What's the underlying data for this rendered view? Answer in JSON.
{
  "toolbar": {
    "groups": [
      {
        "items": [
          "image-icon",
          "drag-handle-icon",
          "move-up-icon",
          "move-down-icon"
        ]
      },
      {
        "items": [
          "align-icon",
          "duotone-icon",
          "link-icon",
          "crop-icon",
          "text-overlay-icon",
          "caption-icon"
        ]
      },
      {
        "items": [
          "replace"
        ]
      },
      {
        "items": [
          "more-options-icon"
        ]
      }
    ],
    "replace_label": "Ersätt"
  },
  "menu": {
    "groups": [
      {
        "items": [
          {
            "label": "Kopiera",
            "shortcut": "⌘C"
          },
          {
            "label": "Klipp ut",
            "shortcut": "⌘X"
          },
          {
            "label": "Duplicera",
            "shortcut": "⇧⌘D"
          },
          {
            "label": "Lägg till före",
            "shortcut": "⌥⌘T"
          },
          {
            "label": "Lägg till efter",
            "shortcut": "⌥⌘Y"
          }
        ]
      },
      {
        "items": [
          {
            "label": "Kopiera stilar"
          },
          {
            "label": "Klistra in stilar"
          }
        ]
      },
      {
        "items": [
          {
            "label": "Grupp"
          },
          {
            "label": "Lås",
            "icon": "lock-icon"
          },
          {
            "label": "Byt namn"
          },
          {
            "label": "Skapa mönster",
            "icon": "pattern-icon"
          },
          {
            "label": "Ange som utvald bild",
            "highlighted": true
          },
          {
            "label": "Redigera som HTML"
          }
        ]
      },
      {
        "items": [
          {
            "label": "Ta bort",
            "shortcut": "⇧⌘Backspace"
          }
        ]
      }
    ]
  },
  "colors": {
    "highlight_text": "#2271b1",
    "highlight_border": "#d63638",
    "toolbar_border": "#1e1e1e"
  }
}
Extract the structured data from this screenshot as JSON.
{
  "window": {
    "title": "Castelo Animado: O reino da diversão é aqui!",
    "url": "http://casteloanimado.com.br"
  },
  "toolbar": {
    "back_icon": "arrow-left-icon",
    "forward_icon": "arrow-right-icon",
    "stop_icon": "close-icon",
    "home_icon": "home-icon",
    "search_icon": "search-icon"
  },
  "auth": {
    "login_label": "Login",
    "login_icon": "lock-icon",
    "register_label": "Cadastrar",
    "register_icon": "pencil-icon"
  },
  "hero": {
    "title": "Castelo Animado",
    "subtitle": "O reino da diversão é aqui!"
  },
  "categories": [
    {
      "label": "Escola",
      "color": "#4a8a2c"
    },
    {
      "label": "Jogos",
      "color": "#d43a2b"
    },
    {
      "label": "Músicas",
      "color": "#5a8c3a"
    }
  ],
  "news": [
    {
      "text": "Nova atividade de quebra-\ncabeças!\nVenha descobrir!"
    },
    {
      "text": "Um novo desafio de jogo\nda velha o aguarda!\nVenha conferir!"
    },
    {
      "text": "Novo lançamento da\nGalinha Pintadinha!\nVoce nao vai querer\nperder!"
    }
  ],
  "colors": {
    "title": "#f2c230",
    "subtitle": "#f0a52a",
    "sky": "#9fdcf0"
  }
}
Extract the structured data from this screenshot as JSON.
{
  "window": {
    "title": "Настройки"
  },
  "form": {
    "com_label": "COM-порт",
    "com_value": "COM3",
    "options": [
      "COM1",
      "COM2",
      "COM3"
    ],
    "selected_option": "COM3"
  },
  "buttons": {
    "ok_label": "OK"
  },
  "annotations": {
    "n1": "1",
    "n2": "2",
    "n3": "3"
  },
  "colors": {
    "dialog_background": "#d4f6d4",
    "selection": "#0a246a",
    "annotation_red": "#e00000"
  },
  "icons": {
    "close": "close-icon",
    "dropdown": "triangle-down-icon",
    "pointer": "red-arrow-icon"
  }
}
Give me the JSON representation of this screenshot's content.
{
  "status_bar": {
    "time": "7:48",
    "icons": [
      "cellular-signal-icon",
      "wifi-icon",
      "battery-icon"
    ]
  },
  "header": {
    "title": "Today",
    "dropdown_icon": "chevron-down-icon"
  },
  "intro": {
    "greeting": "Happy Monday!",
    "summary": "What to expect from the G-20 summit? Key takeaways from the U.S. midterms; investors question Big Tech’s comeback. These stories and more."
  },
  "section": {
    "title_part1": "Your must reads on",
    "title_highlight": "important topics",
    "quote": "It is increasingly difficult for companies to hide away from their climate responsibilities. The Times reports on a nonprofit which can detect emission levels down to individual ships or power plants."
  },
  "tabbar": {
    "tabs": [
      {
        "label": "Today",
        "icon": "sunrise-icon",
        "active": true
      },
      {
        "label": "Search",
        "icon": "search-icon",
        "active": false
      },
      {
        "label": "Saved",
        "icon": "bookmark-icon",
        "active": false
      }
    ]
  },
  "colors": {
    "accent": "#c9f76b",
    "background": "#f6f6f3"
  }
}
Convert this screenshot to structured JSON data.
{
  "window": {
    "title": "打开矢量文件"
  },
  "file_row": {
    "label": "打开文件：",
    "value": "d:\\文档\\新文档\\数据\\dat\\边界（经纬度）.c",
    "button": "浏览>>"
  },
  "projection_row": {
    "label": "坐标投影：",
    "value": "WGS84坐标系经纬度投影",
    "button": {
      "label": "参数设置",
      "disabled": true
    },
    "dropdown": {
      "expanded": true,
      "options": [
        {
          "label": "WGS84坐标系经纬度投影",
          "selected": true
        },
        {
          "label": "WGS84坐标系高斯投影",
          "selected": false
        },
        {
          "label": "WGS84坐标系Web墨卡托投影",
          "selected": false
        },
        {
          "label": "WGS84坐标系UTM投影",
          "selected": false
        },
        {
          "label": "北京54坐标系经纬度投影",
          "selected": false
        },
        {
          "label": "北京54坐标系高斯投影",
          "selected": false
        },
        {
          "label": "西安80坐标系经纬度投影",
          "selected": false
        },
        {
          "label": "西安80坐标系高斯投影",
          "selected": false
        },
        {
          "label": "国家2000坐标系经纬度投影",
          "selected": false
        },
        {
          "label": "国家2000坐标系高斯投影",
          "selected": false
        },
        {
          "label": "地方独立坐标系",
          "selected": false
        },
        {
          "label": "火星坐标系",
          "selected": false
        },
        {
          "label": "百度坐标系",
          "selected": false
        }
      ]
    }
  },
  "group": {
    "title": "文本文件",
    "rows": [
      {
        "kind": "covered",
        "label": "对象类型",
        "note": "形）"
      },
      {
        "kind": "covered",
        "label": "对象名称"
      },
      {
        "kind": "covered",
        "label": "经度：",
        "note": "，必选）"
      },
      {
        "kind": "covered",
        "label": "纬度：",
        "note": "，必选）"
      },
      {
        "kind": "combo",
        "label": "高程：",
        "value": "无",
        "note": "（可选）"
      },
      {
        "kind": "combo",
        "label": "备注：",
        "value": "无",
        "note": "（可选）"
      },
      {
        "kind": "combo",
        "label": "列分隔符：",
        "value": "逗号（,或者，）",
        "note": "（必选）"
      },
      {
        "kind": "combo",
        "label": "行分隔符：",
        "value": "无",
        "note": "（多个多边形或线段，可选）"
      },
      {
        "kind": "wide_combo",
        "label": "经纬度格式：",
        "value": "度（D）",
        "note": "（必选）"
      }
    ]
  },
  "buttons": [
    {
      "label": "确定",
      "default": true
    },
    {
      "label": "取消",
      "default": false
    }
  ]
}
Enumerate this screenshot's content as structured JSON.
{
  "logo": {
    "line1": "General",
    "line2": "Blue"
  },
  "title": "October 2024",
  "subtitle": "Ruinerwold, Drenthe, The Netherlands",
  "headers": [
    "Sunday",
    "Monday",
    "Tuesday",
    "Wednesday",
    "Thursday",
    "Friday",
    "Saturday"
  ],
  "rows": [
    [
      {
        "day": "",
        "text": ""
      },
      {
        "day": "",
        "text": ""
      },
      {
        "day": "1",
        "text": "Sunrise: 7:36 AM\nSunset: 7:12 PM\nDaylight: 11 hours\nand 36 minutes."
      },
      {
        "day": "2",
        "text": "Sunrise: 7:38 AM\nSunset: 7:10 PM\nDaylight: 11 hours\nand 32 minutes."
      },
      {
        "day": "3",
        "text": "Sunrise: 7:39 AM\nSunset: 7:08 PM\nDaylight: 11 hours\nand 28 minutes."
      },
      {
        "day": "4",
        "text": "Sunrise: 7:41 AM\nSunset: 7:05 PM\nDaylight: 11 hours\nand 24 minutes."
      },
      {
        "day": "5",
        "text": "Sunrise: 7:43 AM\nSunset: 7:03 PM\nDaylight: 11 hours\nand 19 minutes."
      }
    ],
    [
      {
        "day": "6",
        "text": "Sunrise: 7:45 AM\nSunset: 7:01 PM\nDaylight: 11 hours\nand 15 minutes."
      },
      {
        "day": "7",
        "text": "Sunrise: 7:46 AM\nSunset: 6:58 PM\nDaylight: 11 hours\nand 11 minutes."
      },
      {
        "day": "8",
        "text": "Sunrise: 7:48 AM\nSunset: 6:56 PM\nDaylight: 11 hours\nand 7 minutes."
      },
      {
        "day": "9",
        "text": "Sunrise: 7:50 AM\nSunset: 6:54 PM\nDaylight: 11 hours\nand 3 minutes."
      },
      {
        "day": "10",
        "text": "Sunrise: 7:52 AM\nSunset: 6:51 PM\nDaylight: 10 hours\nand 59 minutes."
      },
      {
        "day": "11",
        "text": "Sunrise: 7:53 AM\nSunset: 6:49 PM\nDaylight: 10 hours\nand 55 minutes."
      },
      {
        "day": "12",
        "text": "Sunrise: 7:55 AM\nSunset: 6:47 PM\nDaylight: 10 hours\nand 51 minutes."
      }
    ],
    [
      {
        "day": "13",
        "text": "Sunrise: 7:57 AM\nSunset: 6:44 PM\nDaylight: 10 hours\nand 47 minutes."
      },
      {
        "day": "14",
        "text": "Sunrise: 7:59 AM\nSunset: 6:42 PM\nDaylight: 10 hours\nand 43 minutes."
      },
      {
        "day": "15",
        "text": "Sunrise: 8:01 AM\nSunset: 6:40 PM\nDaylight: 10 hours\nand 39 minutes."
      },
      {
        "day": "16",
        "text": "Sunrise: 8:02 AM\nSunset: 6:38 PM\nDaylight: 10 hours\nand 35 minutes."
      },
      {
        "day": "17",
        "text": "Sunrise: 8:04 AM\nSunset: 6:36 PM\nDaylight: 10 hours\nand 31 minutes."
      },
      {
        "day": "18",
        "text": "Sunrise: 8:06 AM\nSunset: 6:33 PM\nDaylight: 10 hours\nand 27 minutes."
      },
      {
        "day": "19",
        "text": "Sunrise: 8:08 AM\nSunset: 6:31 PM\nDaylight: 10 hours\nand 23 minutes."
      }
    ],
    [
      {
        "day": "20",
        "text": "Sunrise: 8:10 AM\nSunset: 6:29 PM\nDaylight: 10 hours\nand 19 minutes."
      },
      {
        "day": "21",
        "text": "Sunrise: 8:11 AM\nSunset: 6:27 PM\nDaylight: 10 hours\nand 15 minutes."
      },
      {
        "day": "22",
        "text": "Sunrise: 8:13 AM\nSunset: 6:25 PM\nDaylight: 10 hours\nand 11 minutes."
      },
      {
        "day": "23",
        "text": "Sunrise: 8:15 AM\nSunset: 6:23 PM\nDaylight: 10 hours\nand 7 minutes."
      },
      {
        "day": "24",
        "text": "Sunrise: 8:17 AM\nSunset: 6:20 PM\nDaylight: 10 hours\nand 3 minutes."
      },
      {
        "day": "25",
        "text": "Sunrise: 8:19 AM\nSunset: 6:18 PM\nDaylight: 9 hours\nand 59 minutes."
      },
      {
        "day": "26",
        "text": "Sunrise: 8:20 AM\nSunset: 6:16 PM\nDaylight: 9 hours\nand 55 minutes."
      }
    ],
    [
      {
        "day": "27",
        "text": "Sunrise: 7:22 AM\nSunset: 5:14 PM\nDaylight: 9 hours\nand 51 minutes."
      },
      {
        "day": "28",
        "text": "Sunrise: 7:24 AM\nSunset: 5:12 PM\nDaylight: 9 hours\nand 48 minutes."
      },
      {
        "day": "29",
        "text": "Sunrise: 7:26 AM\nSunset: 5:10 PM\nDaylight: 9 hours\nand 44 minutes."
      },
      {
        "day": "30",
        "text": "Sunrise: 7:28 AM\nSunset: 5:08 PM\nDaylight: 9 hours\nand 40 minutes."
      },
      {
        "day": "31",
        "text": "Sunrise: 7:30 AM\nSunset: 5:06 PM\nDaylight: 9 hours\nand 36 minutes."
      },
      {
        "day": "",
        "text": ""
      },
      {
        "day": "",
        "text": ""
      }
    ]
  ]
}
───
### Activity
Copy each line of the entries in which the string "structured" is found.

### Task response
Extract the structured data from this screenshot as JSON.
Extract the structured data from this screenshot as JSON.
Convert this screenshot to structured JSON data.
Enumerate this screenshot's content as structured JSON.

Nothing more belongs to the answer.